Along with our friend, Sheila, we toured the Canadian Museum for Human Rights. It is an architectural wonder on the outside, but a somber experience on the inside. Will we humans ever learn from our history?

Entrance to the exhibits:

A few of the exhibits:

–Women’s rights and aboriginal women’s continuing struggles

–Religious rights (and the creation of Canada’s Charter of Rights and Freedoms)

–Racial rights and Viola Desmond’s bravery

There were also many separate exhibits on the various regimes that have oppressed humans.  Of course, the largest was the Nazi exhibit.

There were also bold messages about one’s behaviour when others around you are being persecuted.

This museum is a must-see for all.  It requires much reading, but there are some interactive exhibits and video interviews throughout to break up the reading.  We spent several hours there and were disappointed to discover that it closed at 5pm, so we had to rush through the last few floors.  Those last floors were the most uplifting.

The next day, we took Daisy and Poppy, and Sheila brought Kenzie (Westie) and Bunnah (Scottie) and walked all around St. Boniface and The Forks.

The Cathedral was destroyed in a fire, but the ruins remain, and a new cathedral was built inside the ruins.  On the grounds of the cathedral is a cemetery which includes the grave of Louis Riel.  Riel led an uprising (The Riel Rebellion) against the Canadian government in 1885.  He was hanged for treason; however, he is honoured as a hero in many parts of Canada.

The Forks is where the Red and Assiniboine Rivers meet. It has a very long history and is now a National Historic Site.

There is an interesting astronomy installation in the park.  There are huge structures that point to various star clusters and a description below each one.  You have to get the full effect at night, of course.
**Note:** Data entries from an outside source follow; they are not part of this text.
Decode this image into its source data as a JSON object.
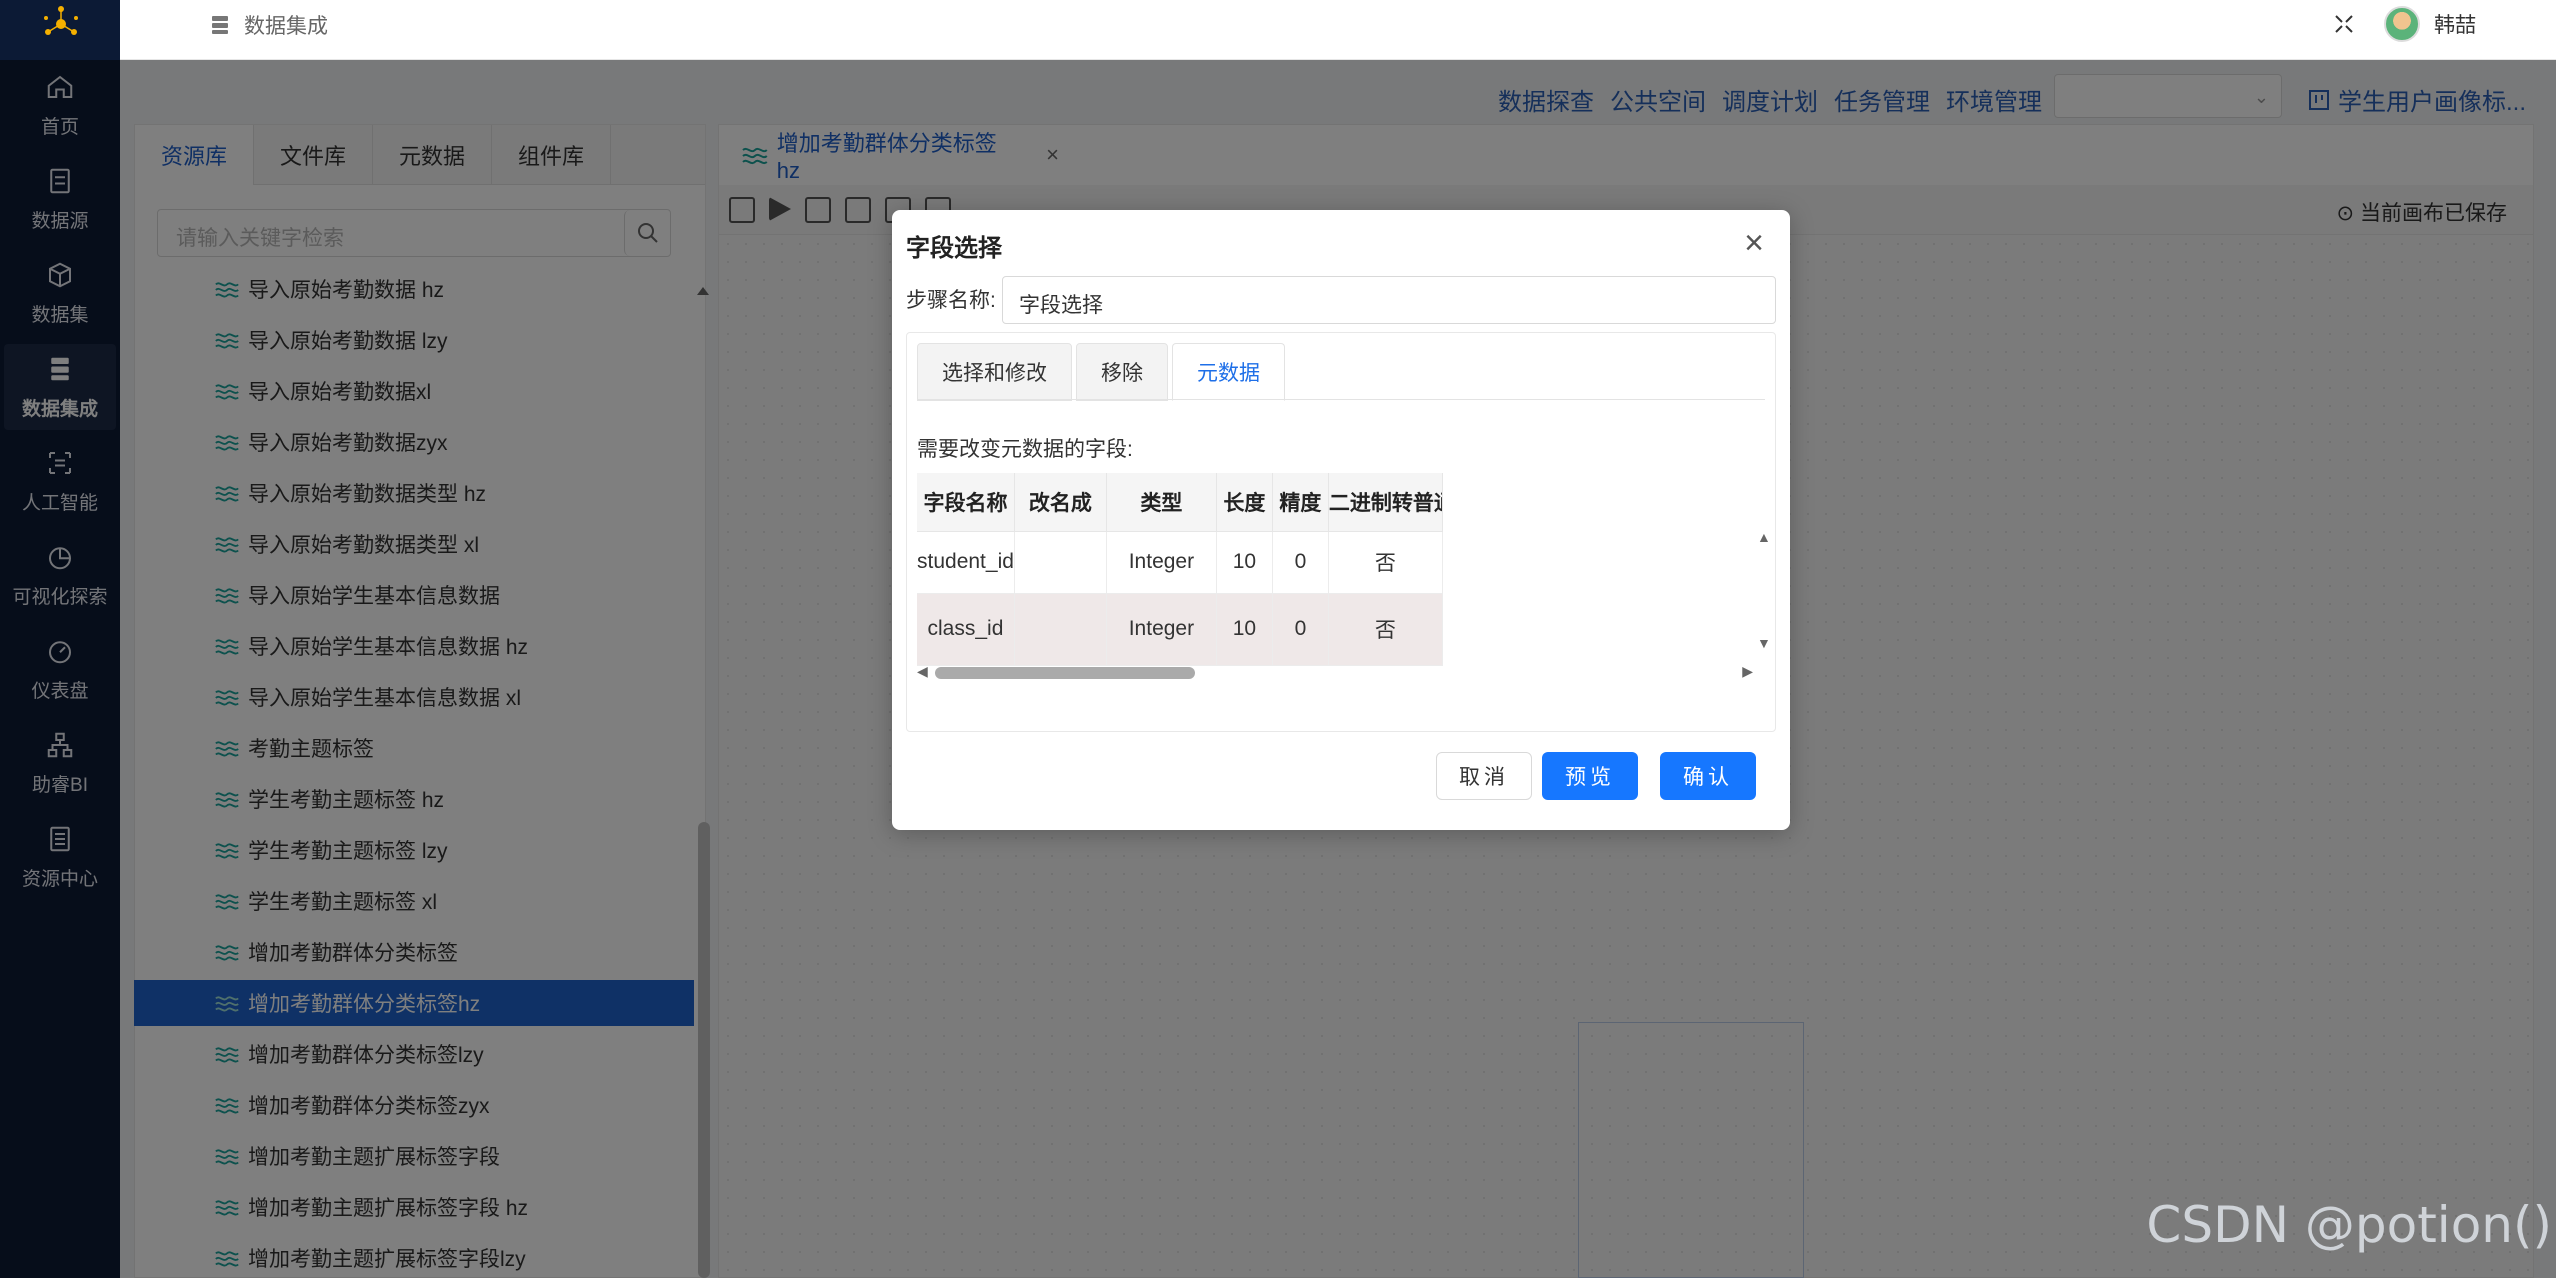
{
  "nav": {
    "items": [
      {
        "label": "首页",
        "icon": "home-icon"
      },
      {
        "label": "数据源",
        "icon": "database-icon"
      },
      {
        "label": "数据集",
        "icon": "cube-icon"
      },
      {
        "label": "数据集成",
        "icon": "server-icon",
        "active": true
      },
      {
        "label": "人工智能",
        "icon": "ai-icon"
      },
      {
        "label": "可视化探索",
        "icon": "pie-chart-icon"
      },
      {
        "label": "仪表盘",
        "icon": "gauge-icon"
      },
      {
        "label": "助睿BI",
        "icon": "org-chart-icon"
      },
      {
        "label": "资源中心",
        "icon": "resource-icon"
      }
    ]
  },
  "topbar": {
    "title": "数据集成",
    "username": "韩喆"
  },
  "subnav": {
    "links": [
      "数据探查",
      "公共空间",
      "调度计划",
      "任务管理",
      "环境管理"
    ],
    "select_value": "",
    "project": "学生用户画像标..."
  },
  "resource": {
    "tabs": [
      "资源库",
      "文件库",
      "元数据",
      "组件库"
    ],
    "search_placeholder": "请输入关键字检索",
    "items": [
      "导入原始考勤数据 hz",
      "导入原始考勤数据 lzy",
      "导入原始考勤数据xl",
      "导入原始考勤数据zyx",
      "导入原始考勤数据类型 hz",
      "导入原始考勤数据类型 xl",
      "导入原始学生基本信息数据",
      "导入原始学生基本信息数据 hz",
      "导入原始学生基本信息数据 xl",
      "考勤主题标签",
      "学生考勤主题标签 hz",
      "学生考勤主题标签 lzy",
      "学生考勤主题标签 xl",
      "增加考勤群体分类标签",
      "增加考勤群体分类标签hz",
      "增加考勤群体分类标签lzy",
      "增加考勤群体分类标签zyx",
      "增加考勤主题扩展标签字段",
      "增加考勤主题扩展标签字段 hz",
      "增加考勤主题扩展标签字段lzy"
    ],
    "selected_index": 14
  },
  "editor": {
    "tab_title": "增加考勤群体分类标签hz",
    "saved_status": "当前画布已保存"
  },
  "modal": {
    "title": "字段选择",
    "step_label": "步骤名称:",
    "step_value": "字段选择",
    "tabs": [
      "选择和修改",
      "移除",
      "元数据"
    ],
    "active_tab": 2,
    "need_label": "需要改变元数据的字段:",
    "table": {
      "headers": [
        "字段名称",
        "改名成",
        "类型",
        "长度",
        "精度",
        "二进制转普通存储"
      ],
      "rows": [
        [
          "student_id",
          "",
          "Integer",
          "10",
          "0",
          "否"
        ],
        [
          "class_id",
          "",
          "Integer",
          "10",
          "0",
          "否"
        ]
      ]
    },
    "buttons": {
      "cancel": "取消",
      "preview": "预览",
      "ok": "确认"
    }
  },
  "watermark": "CSDN @potion()",
  "colors": {
    "accent": "#1677ff",
    "nav_bg": "#0c1a35",
    "selected": "#1f63cc"
  }
}
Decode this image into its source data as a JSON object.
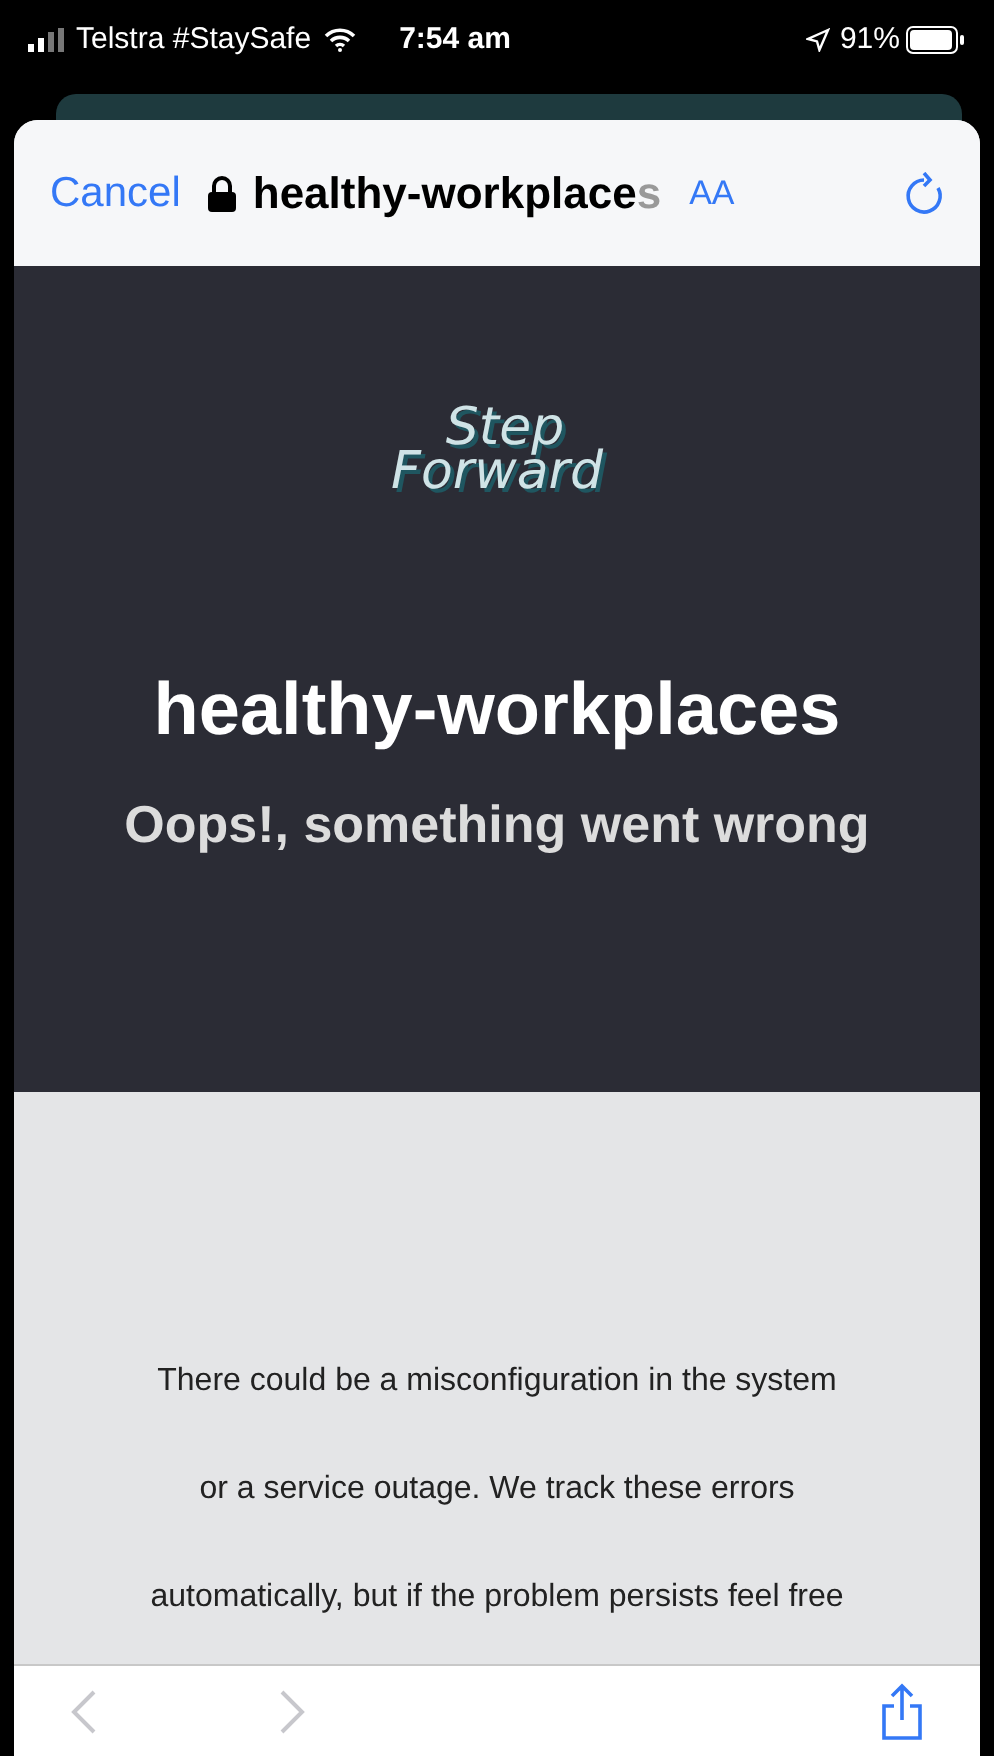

We had lunch at The Forks Market. The dogs really enjoyed helping Sheila with her fish and chips! Afterwards, Sheila and her girls left for points east to meet up with Donna Dee and her pack. They are heading to the east coast. We will meet up with them in BC and head south together this winter. Happy trails Sheila and Donna!